Preeshila Behary, Niamh Martin, Humera Shaikh, Katie Wynne, Karim Meeran

Case Report: A 60 year old woman first presented in 1990 to her local hospital with symptoms suggestive of gastritis and peptic ulcer disease.  Previously she was managed with ranitidine and had gastric surgery in 1998.  Incidentally her calcium and PTH were found to be raised at that time.  A single gland parathyroidectomy was performed.

A year later, she complained of headaches and a head MRI revealed a pituitary adenoma with extension to the cavernous sinus.  She was seen in our Endocrine clinic where it was noted she appeared Cushingoid.  A low dose dexamethasone suppression test and oral glucose tolerance test confirmed a biochemical diagnosis of pituitary cushing’s and acromegaly. She underwent transphenoidal hypophysectomy in 1999. This was followed with radiotherapy as her cortisol and growth hormone levels failed to normalise post-operatively.

Her calcium started rising again and remained persistently >3 mmol/L with PTH >150 pmol/L. She required several admissions to hospital for intravenous fluids and pamidronate.  Eventually in 2001, she underwent neck exploration where 3 hyperplastic parathyroid glands were removed.  Her calcium transiently came down but she required a third neck re-exploration in 2004 where another hyperplastic parathyroid gland was removed.

Her fasting gut hormones showed raised gastrin level and imaging involving CT abdomen, Octreotide and PET scans were all consistent with a neuroendocrine tumour within the tail of the pancreas.  Incidentally a non-functioning adrenal lesion was also found. They were both managed conservatively.

Currently her residual pituitary tumour, gastrinoma and adrenal tumour remained unchanged on serial imaging.
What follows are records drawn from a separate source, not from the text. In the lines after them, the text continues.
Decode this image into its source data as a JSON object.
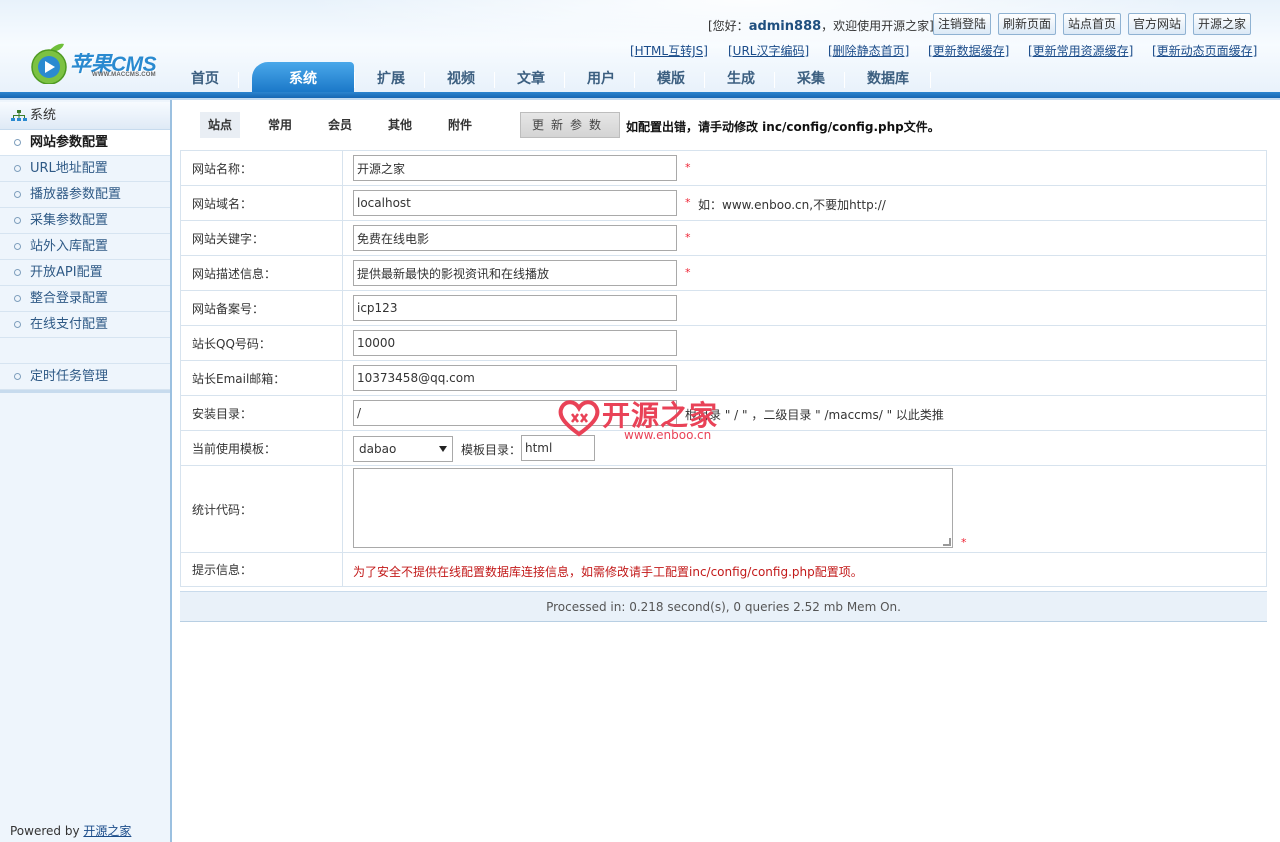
{
  "header": {
    "brand": "苹果CMS",
    "brand_sub": "WWW.MACCMS.COM",
    "welcome_prefix": "[您好：",
    "username": "admin888",
    "welcome_suffix": "，欢迎使用开源之家]",
    "buttons": [
      "注销登陆",
      "刷新页面",
      "站点首页",
      "官方网站",
      "开源之家"
    ],
    "quick_links": [
      "[HTML互转JS]",
      "[URL汉字编码]",
      "[删除静态首页]",
      "[更新数据缓存]",
      "[更新常用资源缓存]",
      "[更新动态页面缓存]"
    ],
    "nav": [
      "首页",
      "系统",
      "扩展",
      "视频",
      "文章",
      "用户",
      "模版",
      "生成",
      "采集",
      "数据库"
    ],
    "nav_active": "系统"
  },
  "sidebar": {
    "title": "系统",
    "items": [
      "网站参数配置",
      "URL地址配置",
      "播放器参数配置",
      "采集参数配置",
      "站外入库配置",
      "开放API配置",
      "整合登录配置",
      "在线支付配置"
    ],
    "current": "网站参数配置",
    "extra_items": [
      "定时任务管理"
    ],
    "powered_prefix": "Powered by ",
    "powered_link": "开源之家"
  },
  "subtabs": [
    "站点",
    "常用",
    "会员",
    "其他",
    "附件"
  ],
  "subtab_active": "站点",
  "update_button": "更新参数",
  "update_tip": "如配置出错，请手动修改 inc/config/config.php文件。",
  "form": {
    "site_name": {
      "label": "网站名称：",
      "value": "开源之家"
    },
    "site_domain": {
      "label": "网站域名：",
      "value": "localhost",
      "hint": "如：www.enboo.cn,不要加http://"
    },
    "site_keywords": {
      "label": "网站关键字：",
      "value": "免费在线电影"
    },
    "site_description": {
      "label": "网站描述信息：",
      "value": "提供最新最快的影视资讯和在线播放"
    },
    "site_icp": {
      "label": "网站备案号：",
      "value": "icp123"
    },
    "admin_qq": {
      "label": "站长QQ号码：",
      "value": "10000"
    },
    "admin_email": {
      "label": "站长Email邮箱：",
      "value": "10373458@qq.com"
    },
    "install_dir": {
      "label": "安装目录：",
      "value": "/",
      "hint": "根目录 \" / \" ，二级目录 \" /maccms/ \" 以此类推"
    },
    "template": {
      "label": "当前使用模板：",
      "value": "dabao",
      "dir_label": "模板目录：",
      "dir_value": "html"
    },
    "stats_code": {
      "label": "统计代码："
    },
    "notice": {
      "label": "提示信息：",
      "text": "为了安全不提供在线配置数据库连接信息，如需修改请手工配置inc/config/config.php配置项。"
    }
  },
  "required_mark": "*",
  "footer": "Processed in: 0.218 second(s), 0 queries 2.52 mb Mem On.",
  "watermark": {
    "text": "开源之家",
    "url": "www.enboo.cn"
  }
}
Her calcium, latest 24 hour urinary free cortisol, growth hormone and IGF 1 are stable.

Discussion: Around 90% of MEN 1 patients first present with primary hyperparathyroidism.  Our lady presented with gastrinoma related symptoms before hypercalcaemia.  She has no family history of MEN 1, raising the possibility of a de novo mutation.  A genetic analysis was not sought as she has no children or siblings.  A multidisciplinary team approach is crucial and there is no doubt, this has played a significant role in the successful ongoing management of this lady.